The understanding that God and the prosperity of the country went hand in hand, reinforced by media-propelled evangelists like Billy Graham, was the “prophetic vision” for the multitudes to relate to the modern culture and new world they were a part of. By 1960, over 30% of Americans lived in suburbs. The stereotypical images of suburbia presented so clearly to us by “Father Knows Best” and “Leave it to Beaver” expressed the fact that the nation was becoming a conformist society: Levittown houses, housewives alone at home with their soap operas, children in public schools, husbands struggling their way up the corporate ladder, watching sports on TV, and backyard barbecues on the weekends...
The status quo became the program in the ’50s. Gant shirts, alligator belts, Bass Weejuns and Canoe were symbols of success and acceptance for the growing generation of baby boomers. Those few “cultural rebels” who despised the cultural underpinnings of “The Establishment” and who didn’t accept the established norms of ’50s America were looked upon with disdain.
Although Congress had added “under God” to the Pledge of Allegiance and “In God We Trust” to the nation’s currency, real spirituality was hard to find in the culture of the American Dream. A gnawing emptiness began to grow in the baby-boom generation who were coming of age in the 60s, along with a deep resentment of the new war in Vietnam that was claiming the lives of so many of their friends and family. The horrors of that far-away and bewildering war invaded the living rooms of America like never before, thanks to their hundred million TV sets. Was this seemingly pointless war and the empty materialism of their middle-class inheritance the blessing of Billy Graham’s God?
For the ’60s baby boomers with their ’50s roots, God was dead and the American Dream was becoming a nightmare. They began to question their roots and look for real answers outside the mainstream, no matter what the cost. Little did they realize the power of those cultural roots that were emblazoned on their souls or the cost to them and to society for their attempt to find something real. The ’50s left its mark in a very deep way.
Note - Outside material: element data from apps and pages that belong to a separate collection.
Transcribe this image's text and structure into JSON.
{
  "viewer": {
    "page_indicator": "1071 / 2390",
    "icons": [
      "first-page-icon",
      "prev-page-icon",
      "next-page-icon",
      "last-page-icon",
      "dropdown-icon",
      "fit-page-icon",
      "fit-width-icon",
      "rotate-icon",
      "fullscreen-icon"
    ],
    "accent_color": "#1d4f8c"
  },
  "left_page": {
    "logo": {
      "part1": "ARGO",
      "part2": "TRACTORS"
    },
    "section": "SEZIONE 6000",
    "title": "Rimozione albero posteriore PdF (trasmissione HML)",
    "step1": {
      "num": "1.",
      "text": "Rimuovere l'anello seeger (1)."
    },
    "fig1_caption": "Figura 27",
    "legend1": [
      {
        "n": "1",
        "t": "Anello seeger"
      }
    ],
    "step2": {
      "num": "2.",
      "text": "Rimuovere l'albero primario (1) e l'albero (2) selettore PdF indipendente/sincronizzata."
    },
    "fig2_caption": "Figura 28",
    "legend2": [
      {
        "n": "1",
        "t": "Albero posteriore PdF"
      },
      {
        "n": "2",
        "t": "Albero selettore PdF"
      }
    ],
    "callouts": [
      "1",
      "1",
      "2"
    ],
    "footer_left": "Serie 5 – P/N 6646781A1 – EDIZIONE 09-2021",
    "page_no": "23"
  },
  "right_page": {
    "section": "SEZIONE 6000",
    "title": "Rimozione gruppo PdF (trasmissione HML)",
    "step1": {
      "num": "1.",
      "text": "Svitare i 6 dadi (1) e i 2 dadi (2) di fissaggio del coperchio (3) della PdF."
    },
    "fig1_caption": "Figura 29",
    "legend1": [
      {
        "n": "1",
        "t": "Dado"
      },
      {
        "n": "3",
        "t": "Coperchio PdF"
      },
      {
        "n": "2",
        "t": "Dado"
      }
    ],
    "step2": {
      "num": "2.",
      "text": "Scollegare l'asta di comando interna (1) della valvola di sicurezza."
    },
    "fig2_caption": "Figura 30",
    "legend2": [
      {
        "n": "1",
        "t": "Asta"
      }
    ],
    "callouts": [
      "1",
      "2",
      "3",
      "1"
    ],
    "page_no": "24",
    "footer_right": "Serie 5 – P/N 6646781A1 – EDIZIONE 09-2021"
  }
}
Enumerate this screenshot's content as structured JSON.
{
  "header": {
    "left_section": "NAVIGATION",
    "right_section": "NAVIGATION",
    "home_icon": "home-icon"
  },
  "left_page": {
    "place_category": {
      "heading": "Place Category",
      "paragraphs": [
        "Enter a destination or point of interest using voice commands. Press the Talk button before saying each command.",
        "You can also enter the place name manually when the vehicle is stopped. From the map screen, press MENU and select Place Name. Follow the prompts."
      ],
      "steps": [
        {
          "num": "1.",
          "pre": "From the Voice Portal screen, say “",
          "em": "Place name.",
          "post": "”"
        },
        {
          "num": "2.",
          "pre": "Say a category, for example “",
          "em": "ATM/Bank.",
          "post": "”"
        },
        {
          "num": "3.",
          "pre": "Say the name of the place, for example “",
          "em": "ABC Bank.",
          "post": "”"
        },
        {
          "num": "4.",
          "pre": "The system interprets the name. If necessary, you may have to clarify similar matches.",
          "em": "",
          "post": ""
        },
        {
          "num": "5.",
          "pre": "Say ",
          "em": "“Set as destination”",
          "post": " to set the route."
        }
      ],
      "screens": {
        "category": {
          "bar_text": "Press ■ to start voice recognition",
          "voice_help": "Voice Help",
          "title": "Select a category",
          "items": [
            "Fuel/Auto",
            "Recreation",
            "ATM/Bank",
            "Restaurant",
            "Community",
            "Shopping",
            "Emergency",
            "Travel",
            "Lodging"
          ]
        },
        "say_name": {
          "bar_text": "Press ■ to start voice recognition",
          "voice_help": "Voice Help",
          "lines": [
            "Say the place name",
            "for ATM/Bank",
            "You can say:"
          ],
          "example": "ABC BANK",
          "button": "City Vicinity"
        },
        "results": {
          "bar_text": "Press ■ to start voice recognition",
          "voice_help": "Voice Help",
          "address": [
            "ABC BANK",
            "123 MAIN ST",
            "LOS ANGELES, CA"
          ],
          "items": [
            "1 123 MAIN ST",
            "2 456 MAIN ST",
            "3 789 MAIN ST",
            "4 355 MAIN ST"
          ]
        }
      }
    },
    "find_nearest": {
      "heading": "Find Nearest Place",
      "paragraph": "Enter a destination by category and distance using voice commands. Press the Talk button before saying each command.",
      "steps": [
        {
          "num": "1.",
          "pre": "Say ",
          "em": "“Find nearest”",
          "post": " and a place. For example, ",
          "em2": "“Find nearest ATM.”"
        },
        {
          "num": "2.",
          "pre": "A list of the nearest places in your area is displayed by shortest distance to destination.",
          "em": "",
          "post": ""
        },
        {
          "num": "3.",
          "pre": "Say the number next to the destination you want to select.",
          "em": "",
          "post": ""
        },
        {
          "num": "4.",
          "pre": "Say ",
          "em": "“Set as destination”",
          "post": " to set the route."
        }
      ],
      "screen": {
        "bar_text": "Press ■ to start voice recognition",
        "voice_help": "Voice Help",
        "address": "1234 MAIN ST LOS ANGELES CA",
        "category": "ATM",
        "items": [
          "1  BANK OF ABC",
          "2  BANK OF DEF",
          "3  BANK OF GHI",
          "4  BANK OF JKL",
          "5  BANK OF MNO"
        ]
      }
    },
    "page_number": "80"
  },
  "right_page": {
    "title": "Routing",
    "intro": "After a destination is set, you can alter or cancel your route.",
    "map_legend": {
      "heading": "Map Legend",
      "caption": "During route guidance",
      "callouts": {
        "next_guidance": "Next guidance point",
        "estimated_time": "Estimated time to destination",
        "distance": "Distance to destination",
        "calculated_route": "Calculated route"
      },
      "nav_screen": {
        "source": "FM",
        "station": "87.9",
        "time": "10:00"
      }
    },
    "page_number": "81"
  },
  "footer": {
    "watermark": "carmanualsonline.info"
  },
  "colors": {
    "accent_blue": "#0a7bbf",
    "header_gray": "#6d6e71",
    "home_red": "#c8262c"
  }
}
What is seen as the rebellion of the ’60s was really an attempt to break free from the power of their roots in the ’60s. It was not about doing drugs and hating God and rebelling against authority as an end in itself. The Movement of the ’60s is often seen that way. But the heart and soul of the Movement came from a stirring in the soul of a generation who wanted to be cut free from the binding power of a dead society with a dead God. In the early days, young people took drugs to expand their consciousness in hopes of finding a real answer. It was their response to the stirring. Their teachers didn’t have the answer and neither did the preachers.
The stirring didn’t go away, but did that stirring become a true Movement? Why couldn’t the baby boomers escape from their roots to become the true Movement that could bring lasting peace and justice to the earth? Will we ever have answers to these questions? Many from that generation still reflect on why the Movement never got off the ground.